*Supplied records:*

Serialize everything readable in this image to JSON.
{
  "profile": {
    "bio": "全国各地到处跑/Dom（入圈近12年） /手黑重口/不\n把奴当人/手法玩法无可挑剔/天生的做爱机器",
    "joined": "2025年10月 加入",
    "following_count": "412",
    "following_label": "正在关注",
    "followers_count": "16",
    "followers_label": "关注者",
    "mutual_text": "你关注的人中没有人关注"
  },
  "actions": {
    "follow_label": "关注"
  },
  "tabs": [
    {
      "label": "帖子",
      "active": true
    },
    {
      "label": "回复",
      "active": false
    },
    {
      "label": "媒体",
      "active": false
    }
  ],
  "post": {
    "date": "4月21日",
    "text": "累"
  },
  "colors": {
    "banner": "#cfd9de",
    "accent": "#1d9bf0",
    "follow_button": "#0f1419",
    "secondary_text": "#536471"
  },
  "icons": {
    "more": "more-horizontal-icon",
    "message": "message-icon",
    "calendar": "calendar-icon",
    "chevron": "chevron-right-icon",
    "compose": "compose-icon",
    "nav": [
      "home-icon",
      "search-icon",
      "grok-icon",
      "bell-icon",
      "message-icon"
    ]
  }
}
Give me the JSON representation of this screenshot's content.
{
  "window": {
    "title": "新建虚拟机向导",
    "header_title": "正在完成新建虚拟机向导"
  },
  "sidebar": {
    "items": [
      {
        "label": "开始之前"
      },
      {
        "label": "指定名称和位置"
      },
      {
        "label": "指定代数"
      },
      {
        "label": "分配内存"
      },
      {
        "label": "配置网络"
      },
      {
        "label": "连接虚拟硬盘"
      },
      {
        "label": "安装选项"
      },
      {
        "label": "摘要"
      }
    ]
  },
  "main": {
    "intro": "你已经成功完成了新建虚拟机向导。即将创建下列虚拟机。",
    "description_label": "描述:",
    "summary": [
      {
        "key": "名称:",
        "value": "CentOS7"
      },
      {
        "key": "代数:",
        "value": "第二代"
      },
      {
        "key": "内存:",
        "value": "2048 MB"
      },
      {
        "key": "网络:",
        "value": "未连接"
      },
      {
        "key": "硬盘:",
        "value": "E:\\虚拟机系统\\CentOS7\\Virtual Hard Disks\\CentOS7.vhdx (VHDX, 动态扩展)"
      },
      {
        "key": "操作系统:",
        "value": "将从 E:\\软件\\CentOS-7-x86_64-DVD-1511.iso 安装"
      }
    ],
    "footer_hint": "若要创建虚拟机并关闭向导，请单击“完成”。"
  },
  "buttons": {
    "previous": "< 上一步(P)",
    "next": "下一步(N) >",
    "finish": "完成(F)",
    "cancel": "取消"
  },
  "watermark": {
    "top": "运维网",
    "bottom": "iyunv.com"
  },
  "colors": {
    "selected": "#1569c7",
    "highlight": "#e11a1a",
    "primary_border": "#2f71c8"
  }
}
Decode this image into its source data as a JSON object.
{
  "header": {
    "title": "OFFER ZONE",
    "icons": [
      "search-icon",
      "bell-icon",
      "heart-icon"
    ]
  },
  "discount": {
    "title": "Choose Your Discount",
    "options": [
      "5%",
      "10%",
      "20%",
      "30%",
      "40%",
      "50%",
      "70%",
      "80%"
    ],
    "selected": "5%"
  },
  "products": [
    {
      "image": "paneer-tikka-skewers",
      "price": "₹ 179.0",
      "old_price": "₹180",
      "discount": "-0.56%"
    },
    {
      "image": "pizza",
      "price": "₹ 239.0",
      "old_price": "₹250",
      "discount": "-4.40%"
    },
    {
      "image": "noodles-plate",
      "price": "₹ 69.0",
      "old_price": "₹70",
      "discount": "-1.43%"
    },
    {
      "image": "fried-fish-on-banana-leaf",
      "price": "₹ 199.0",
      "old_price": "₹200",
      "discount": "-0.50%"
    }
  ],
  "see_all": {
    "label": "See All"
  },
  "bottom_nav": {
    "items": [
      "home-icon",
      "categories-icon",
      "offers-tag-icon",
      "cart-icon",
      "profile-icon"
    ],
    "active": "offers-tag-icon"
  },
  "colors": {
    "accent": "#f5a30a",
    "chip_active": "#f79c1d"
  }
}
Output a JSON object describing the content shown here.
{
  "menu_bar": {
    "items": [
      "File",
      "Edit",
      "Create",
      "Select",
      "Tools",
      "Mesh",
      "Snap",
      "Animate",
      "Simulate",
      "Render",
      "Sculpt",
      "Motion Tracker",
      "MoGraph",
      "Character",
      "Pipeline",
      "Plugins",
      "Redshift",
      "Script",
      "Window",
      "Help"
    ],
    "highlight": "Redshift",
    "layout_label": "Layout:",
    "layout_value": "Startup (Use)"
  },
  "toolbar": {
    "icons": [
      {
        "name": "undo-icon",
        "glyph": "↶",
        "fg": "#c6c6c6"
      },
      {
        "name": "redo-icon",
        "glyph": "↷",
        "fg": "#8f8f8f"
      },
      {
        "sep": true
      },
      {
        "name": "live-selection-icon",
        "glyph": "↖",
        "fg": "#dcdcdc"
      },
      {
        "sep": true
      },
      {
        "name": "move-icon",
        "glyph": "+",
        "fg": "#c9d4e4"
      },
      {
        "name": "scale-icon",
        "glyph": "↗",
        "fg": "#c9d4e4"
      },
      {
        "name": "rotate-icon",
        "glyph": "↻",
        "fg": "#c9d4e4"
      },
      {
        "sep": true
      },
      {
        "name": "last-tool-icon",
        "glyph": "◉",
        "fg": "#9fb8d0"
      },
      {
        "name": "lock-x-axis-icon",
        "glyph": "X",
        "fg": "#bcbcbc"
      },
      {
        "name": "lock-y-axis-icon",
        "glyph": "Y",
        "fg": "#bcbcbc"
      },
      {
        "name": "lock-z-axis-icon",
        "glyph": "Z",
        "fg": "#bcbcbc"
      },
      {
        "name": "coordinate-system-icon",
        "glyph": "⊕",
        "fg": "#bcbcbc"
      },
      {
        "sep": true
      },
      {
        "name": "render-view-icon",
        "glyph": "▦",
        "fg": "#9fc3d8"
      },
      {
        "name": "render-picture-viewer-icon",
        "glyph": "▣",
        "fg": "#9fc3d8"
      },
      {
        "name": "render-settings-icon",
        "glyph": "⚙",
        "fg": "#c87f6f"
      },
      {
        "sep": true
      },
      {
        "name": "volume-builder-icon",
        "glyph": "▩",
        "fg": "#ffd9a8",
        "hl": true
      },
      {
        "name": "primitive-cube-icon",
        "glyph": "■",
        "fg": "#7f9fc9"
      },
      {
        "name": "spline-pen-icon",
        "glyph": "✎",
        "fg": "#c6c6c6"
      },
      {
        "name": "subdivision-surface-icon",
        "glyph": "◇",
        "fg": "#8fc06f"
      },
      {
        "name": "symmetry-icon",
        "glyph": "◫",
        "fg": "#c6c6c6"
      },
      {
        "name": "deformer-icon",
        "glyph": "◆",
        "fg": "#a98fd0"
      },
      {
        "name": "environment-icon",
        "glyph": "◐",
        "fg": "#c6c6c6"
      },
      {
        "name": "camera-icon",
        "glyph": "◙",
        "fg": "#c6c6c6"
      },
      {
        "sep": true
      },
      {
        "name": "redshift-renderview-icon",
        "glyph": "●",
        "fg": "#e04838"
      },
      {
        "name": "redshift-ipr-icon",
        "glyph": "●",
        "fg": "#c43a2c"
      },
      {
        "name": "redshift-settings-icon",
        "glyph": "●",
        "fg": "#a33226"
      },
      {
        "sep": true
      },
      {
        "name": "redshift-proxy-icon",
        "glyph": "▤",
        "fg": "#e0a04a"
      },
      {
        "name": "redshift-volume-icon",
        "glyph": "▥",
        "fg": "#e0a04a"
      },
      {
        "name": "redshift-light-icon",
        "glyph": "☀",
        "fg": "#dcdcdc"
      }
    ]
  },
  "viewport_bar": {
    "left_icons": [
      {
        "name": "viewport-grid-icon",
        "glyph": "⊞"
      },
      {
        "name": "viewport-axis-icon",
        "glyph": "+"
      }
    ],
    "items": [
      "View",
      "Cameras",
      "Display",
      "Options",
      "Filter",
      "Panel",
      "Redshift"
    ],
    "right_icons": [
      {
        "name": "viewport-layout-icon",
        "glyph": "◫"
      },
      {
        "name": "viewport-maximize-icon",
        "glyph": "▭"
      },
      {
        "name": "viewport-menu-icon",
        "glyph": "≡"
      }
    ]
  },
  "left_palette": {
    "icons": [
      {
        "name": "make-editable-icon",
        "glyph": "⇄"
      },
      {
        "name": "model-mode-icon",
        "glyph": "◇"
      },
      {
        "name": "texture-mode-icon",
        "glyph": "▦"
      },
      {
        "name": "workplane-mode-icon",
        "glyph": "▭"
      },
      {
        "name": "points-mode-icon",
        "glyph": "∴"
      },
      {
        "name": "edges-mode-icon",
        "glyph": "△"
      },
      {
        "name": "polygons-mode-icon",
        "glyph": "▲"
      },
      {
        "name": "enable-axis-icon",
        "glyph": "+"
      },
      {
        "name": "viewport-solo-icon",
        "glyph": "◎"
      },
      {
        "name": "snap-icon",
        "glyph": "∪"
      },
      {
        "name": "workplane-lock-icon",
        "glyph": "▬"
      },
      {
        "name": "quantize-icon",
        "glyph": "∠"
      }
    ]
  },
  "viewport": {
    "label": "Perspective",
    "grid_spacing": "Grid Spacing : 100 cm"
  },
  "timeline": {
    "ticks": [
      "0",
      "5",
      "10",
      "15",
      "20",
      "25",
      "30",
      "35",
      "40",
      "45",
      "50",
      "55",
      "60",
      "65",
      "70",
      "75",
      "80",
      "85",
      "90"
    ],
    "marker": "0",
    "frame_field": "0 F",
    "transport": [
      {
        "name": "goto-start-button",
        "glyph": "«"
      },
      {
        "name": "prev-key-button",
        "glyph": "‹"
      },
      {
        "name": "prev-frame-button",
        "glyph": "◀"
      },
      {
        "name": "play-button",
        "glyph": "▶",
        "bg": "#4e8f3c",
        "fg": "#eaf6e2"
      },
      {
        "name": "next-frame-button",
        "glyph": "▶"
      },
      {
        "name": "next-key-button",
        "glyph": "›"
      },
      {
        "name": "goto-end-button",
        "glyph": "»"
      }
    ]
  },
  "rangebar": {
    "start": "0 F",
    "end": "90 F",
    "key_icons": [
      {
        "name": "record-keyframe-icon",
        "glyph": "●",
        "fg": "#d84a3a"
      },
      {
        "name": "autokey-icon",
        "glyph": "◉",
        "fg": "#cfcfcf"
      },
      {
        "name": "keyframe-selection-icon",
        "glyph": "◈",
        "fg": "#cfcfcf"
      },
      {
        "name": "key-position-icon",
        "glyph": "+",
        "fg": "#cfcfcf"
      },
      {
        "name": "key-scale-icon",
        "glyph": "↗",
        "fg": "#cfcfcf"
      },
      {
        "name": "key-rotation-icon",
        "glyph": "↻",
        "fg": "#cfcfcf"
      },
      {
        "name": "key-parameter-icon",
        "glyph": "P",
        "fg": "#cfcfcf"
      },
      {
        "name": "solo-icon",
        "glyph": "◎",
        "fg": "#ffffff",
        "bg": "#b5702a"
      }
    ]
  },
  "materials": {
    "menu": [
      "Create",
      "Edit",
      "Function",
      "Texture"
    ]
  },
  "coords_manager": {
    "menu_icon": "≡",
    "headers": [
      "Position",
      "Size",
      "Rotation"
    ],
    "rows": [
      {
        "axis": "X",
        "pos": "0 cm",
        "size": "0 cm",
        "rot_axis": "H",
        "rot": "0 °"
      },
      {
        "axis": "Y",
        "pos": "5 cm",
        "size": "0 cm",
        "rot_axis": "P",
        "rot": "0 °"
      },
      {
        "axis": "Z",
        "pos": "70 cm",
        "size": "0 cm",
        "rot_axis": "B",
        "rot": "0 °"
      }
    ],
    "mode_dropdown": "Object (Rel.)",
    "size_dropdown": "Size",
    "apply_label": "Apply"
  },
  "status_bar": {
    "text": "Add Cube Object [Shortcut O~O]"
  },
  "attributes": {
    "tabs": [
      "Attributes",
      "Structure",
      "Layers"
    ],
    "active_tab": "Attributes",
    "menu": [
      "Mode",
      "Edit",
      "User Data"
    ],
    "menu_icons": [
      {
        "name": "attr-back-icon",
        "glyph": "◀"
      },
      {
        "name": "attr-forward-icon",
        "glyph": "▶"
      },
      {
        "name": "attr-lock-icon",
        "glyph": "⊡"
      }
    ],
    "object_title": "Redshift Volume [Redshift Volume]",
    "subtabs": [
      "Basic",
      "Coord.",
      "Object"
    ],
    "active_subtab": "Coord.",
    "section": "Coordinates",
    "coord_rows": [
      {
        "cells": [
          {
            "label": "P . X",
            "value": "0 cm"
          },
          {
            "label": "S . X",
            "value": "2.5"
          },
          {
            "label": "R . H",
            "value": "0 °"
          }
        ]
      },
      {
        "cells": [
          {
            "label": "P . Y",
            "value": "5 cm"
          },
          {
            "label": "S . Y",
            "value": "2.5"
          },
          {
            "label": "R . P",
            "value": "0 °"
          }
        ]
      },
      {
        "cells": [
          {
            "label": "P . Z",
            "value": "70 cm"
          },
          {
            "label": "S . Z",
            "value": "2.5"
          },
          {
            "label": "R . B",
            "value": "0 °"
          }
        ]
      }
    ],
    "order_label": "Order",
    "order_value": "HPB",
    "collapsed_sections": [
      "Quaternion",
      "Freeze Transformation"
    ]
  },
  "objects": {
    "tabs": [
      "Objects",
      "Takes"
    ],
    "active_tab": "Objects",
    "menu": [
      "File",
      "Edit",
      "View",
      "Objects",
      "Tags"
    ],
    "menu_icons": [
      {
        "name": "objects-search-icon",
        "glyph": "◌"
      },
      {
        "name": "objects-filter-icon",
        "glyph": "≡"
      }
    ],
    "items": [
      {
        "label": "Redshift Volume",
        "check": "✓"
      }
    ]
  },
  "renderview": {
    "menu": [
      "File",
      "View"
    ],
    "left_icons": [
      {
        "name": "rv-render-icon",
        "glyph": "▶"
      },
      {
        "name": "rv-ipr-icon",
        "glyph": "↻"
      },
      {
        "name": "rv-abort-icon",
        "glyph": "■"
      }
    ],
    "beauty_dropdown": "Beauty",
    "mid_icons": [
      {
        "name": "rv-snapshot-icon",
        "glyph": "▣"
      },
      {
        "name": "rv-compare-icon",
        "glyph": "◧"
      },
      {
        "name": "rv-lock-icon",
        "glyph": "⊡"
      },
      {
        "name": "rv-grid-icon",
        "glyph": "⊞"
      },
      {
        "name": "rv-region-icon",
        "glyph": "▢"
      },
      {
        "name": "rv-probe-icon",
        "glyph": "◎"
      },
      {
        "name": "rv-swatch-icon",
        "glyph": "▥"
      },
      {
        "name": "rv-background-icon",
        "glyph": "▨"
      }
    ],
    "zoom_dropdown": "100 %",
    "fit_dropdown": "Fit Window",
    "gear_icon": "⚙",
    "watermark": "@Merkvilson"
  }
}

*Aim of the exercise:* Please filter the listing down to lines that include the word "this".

*Output:*
Serialize everything readable in this image to JSON.
Give me the JSON representation of this screenshot's content.
Decode this image into its source data as a JSON object.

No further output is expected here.